It is so rewarding to help our guests discover more about their wine preferences, whether it be through our wines schools, at a convivial dinner or an informal tasting. Being able to suggest wines to pair with their dish selection or to help them choose a special bottle, either classic or unusual, and be part of their experience is what I love.

 

The seasonal wonders of mackerel, tuna and crab

Fish plays a big part on our menu and sustainable line-caught or certified organic fish, including hand-dived scallops is something we are committed to and believe in strongly. Here, Executive Chef Daniel Galmiche highlights  the wonders of mackerel, tuna and crab and their wine pairing, all in-season now.

The sustainability of fish is a big issue these days and is very important that I find the right suppliers who will provide the best possible fish that is also sourced from sustainable stocks. It is too easy to forget that most species are overfished and therefore becoming expensive, as well as increasingly rare.

The beautiful mackerel with its black and blue stripes, full of omega-3 fatty acids and packed with goodness is delicious grilled, smoked, pan-roasted, whole or in fillet form. Lime works with the flavour of the fish really well. Depending on how it is served, medium-bodied crisp whites such as Muscadet, Gavi di Gavi or Picpoul de Pinet work very well with this fish.

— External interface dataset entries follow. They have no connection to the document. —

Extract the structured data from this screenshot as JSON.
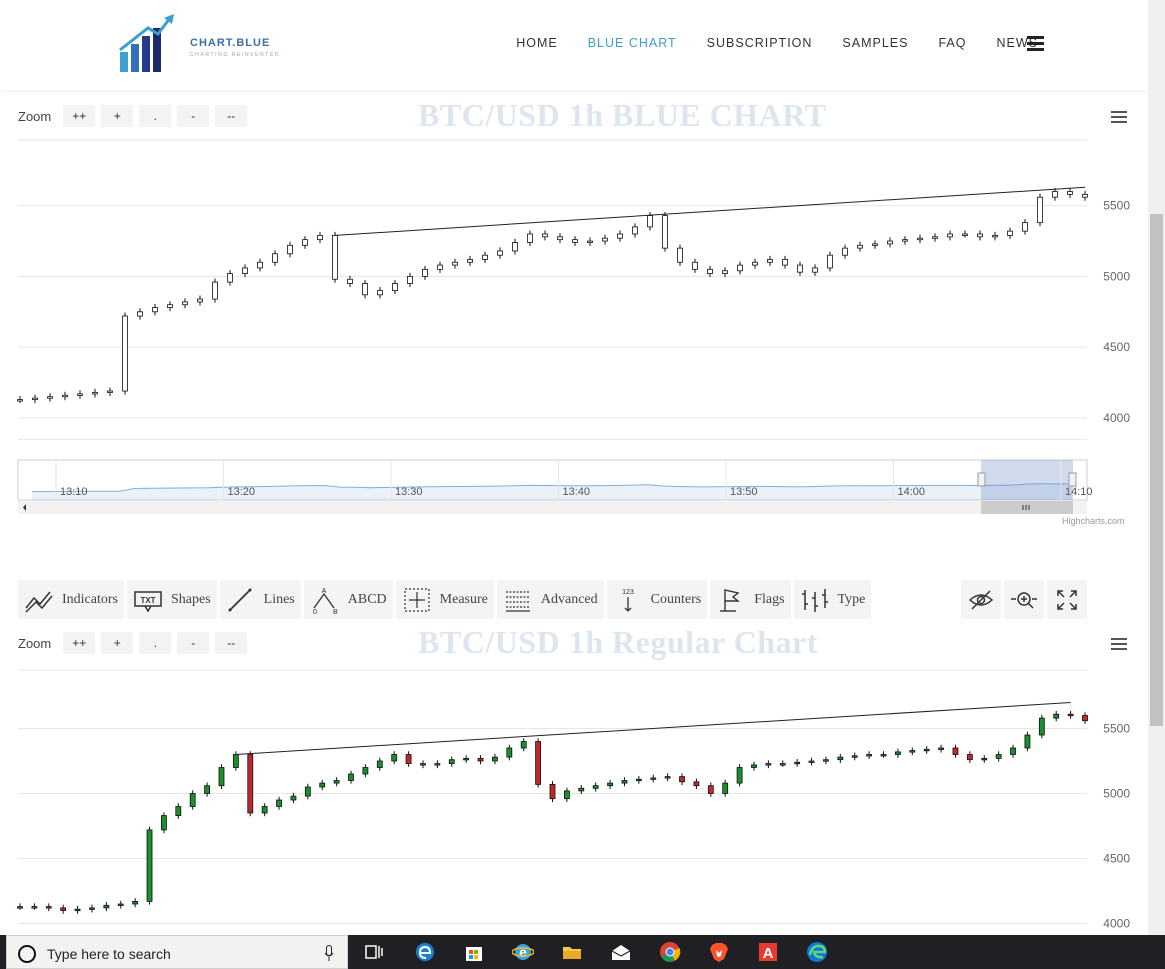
{
  "nav": {
    "logo_text": "CHART.BLUE",
    "logo_tagline": "CHARTING REINVENTED",
    "items": [
      {
        "label": "HOME",
        "active": false
      },
      {
        "label": "BLUE CHART",
        "active": true
      },
      {
        "label": "SUBSCRIPTION",
        "active": false
      },
      {
        "label": "SAMPLES",
        "active": false
      },
      {
        "label": "FAQ",
        "active": false
      },
      {
        "label": "NEWS",
        "active": false
      }
    ]
  },
  "zoom": {
    "label": "Zoom",
    "buttons": [
      "++",
      "+",
      ".",
      "-",
      "--"
    ]
  },
  "toolbar": {
    "items": [
      {
        "label": "Indicators",
        "icon": "indicators-icon"
      },
      {
        "label": "Shapes",
        "icon": "shapes-txt-icon",
        "icon_text": "TXT"
      },
      {
        "label": "Lines",
        "icon": "line-icon"
      },
      {
        "label": "ABCD",
        "icon": "abcd-icon"
      },
      {
        "label": "Measure",
        "icon": "measure-icon"
      },
      {
        "label": "Advanced",
        "icon": "advanced-icon"
      },
      {
        "label": "Counters",
        "icon": "counters-icon",
        "icon_text": "123"
      },
      {
        "label": "Flags",
        "icon": "flag-icon"
      },
      {
        "label": "Type",
        "icon": "type-icon"
      }
    ],
    "right_icons": [
      "hide-icon",
      "zoom-in-icon",
      "fullscreen-icon"
    ]
  },
  "credits": "Highcharts.com",
  "taskbar": {
    "search_placeholder": "Type here to search"
  },
  "chart_data": [
    {
      "type": "line",
      "title": "BTC/USD 1h BLUE CHART",
      "yticks": [
        4000,
        4500,
        5000,
        5500
      ],
      "ylim": [
        3950,
        5950
      ],
      "grid": true,
      "navigator_ticks": [
        "13:10",
        "13:20",
        "13:30",
        "13:40",
        "13:50",
        "14:00",
        "14:10"
      ],
      "series": [
        {
          "values": [
            4130,
            4140,
            4150,
            4160,
            4170,
            4180,
            4190,
            4720,
            4750,
            4780,
            4800,
            4820,
            4840,
            4960,
            5020,
            5060,
            5100,
            5160,
            5220,
            5260,
            5290,
            4980,
            4950,
            4870,
            4900,
            4950,
            5000,
            5050,
            5080,
            5100,
            5120,
            5150,
            5180,
            5240,
            5300,
            5280,
            5260,
            5240,
            5250,
            5270,
            5300,
            5350,
            5430,
            5200,
            5100,
            5050,
            5020,
            5040,
            5080,
            5100,
            5120,
            5080,
            5030,
            5060,
            5150,
            5200,
            5220,
            5230,
            5250,
            5260,
            5270,
            5280,
            5300,
            5300,
            5280,
            5290,
            5320,
            5380,
            5560,
            5600,
            5580,
            5560
          ]
        }
      ],
      "trendline": [
        {
          "x": 21,
          "y": 5290
        },
        {
          "x": 71,
          "y": 5630
        }
      ]
    },
    {
      "type": "line",
      "title": "BTC/USD 1h Regular Chart",
      "yticks": [
        4000,
        4500,
        5000,
        5500
      ],
      "ylim": [
        3950,
        5950
      ],
      "grid": true,
      "series": [
        {
          "values": [
            4130,
            4130,
            4120,
            4100,
            4110,
            4120,
            4140,
            4150,
            4170,
            4720,
            4830,
            4900,
            5000,
            5060,
            5200,
            5300,
            4850,
            4900,
            4950,
            4980,
            5050,
            5080,
            5100,
            5150,
            5200,
            5250,
            5300,
            5230,
            5220,
            5230,
            5260,
            5270,
            5250,
            5280,
            5350,
            5400,
            5070,
            4960,
            5020,
            5040,
            5060,
            5080,
            5100,
            5110,
            5120,
            5130,
            5090,
            5060,
            5000,
            5080,
            5200,
            5220,
            5230,
            5230,
            5240,
            5250,
            5260,
            5280,
            5290,
            5300,
            5300,
            5320,
            5330,
            5340,
            5350,
            5300,
            5260,
            5270,
            5300,
            5350,
            5450,
            5580,
            5610,
            5600,
            5560
          ]
        }
      ],
      "trendline": [
        {
          "x": 15,
          "y": 5300
        },
        {
          "x": 73,
          "y": 5700
        }
      ]
    }
  ]
}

I also adore tuna, especially blue fin tuna which is incredibly rare. I source yellow-fin or skipjack tuna instead. I love tuna raw, pan-fried or marinated and it is delicious also in a Niçoise salad. This fish works well with rich full-bodied whites such as Australian Chardonnay, or light-bodied reds such as a New Zealand Pinot Noir.

Crab is now in season and when selecting crab meat to buy, as with every fish, it is so important to buy fresh, quality produce from a good source. Crabs should look undamaged and feel heavy for their size. Again this works well with aromatic medium-dry whites such as South African Chenin Blanc or crisp dry whites such as unoaked Chardonnay.

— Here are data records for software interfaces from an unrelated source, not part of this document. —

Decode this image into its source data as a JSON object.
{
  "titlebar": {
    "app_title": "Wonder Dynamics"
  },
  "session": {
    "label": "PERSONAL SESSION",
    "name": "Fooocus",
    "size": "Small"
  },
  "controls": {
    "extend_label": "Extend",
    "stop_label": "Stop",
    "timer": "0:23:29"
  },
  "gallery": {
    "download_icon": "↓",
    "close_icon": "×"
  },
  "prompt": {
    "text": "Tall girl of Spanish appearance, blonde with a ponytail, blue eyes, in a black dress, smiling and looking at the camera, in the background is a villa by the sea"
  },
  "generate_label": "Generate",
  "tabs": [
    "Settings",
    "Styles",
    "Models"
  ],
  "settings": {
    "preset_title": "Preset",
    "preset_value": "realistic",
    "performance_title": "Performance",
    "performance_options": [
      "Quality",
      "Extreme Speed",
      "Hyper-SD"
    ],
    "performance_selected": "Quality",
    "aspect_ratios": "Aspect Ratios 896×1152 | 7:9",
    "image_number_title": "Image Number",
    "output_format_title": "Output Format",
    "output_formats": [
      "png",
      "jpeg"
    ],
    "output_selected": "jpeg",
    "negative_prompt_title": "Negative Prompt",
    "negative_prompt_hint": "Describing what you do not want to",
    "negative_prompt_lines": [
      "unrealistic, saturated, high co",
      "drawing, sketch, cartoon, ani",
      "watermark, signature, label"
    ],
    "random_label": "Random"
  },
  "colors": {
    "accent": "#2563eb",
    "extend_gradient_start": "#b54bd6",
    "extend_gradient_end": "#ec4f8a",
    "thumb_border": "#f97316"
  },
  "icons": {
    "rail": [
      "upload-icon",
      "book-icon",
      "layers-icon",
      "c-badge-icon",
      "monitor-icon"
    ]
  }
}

Get Summer-ready: care for your face

The summer sun is a true tonic but caring for our face is often low down on our priority list. Our head therapist Kirsty Hughes reveals the best ways to care for your face and protect for a lifetime of beautiful complexion.

Get your face ready for Summer

Ready for Summer

A sun-kissed face truly makes everyone feel better and brighter. But a good complexion for the long-term takes a little care and attention, especially when the onslaught of wrinkles and age spots are preventable or can be minimised.

We are now all aware of the effects of sun damage, but even the most cautious of us sometimes forget. Truthfully, protecting your face is the best way to stop premature ageing as damaging UV rays are present even on a cloudy day.

Most foundations and some creams contain an SPF of at least 15 which is sufficient if we will only be having brief exposure to the sun or in winter. When spending most of the day in the sun it is better to use a higher SPF, preferably one formulated for the face. Carry a sunscreen with you so you are never caught out and burn.

As much as everyone likes a tan we really urge that it is better to use a high SPF and use a bronzer to bring colour to your face. While a tan may look good for a few days those wrinkles are going to be around for a lot longer.

Happily, Darphin have just launched Soleil Plaisir available in SPF30 or SPF50 £29. Darphin uses the exotic oils Karanja and Coconut oil combined with Hyaluronic acid and avocado butter to create a melting non-greasy texture in a non–whitening base that cares for your skin.

As the seasons change, so does our skin and products that suited us before no longer seem to. If you feel like your skin doesn’t look or feel like you want it to, please come in and see us as we will be happy to give you some adviceonhow to keep it glowing. A good thing to do is have a facial as this can often be what the skin needs: an intense boost of nourishment and some extra care.